This is a first attempt to test Cyberboard. It may be a little rough around the edges (there's a fair bit of fiddling with the counters at the beginning of the second game move for example). Also, all the explanation appears at the end of the second move rather than interleaved with the actions.
Still, I think it's pretty useful and I've learned a few things about Cyberboard along the way. If I have cocked-up any of the rules implementation, do of course let me know!
Click on the .gam. If you have associated this with Cyberboard on your computer, this will at least run the Cyberboard play module, so from there, then just open the.gam itself. Use the open envelope icon to open the 04 move file and step through the moves (not much in this file). When opened, it will ask you whether to start from the current position or the move. Start from the move position. You can then open the second move, with all the detailed explanation at the end (make sure you have the comment window open, so I think this may open automatically).
It was fun to run through the game mechanics and Cyberboard. It did illustrate plenty of opportunities to muck things up but we already know that diligence is the watchword with such a detailed game. That's why we're here…
Sorry about that. I thought the posted files had been checked in isolated in a separate folder, though I did wonder about the .scn later. Strange. Hope it's OK now. It would have been better if I'd interleaved the comments, rather than all the explanation appearing at the end (know how now).

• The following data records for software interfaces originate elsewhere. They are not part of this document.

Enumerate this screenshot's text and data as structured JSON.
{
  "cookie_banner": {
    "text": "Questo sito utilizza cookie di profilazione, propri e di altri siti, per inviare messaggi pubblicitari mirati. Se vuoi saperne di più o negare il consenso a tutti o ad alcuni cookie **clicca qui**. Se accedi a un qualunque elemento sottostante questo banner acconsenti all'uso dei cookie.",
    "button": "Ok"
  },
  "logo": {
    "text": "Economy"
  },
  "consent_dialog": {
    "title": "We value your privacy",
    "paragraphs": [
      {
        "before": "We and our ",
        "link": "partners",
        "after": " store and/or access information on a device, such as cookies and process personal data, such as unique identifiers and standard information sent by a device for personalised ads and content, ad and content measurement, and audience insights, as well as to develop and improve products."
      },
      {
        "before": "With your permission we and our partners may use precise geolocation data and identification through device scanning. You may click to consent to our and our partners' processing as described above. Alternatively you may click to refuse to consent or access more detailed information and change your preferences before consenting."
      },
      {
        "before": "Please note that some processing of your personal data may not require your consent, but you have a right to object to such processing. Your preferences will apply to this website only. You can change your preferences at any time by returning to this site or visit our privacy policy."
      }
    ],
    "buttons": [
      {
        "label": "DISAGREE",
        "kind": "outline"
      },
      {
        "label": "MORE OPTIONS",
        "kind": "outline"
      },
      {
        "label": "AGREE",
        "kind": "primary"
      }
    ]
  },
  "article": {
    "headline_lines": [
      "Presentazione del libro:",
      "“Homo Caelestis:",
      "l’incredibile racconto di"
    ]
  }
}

Mike Q, I did see some sort of Mac OS wrapper for Cyberboard a couple of weeks ago. I use a VMware Fusion Windows 7 virtual machine to handle CB and the Excel sheets with their ActiveX (I think) parts.
Post by Michael Miller on May 2, 2014 20:53:03 GMT
I also noticed the very sparse hex numbers on that map, which is annoying, though I don't consider it a show-stopper issue. It obviously diverged from the CB map I was using some time back, as mine had rows of hex numbers every 5th from north to south.
I think the regular hex numbers May have been achieved by creating an overlay. I'm not sure that this can be done using photo shop but in any event, I simply didn't have the time to research possible techniques. Furthermore, it it didn't seem like the sort of thing that would be particularly simple.
So, I started to add hex numbers with a consistent format as an experiment, commencing in the area around the front line. It was my intention to continue (but I'd be very happy if someone else wanted to add more, so long as the precise same format were used, which I can specify). Otherwise, I will add a few more when I have a moment.
Incidentally, I Also toned down the hex grid itself, so that the map features are more dominant. Changed the "fluorescent" village icons and similarly toned down the map joints.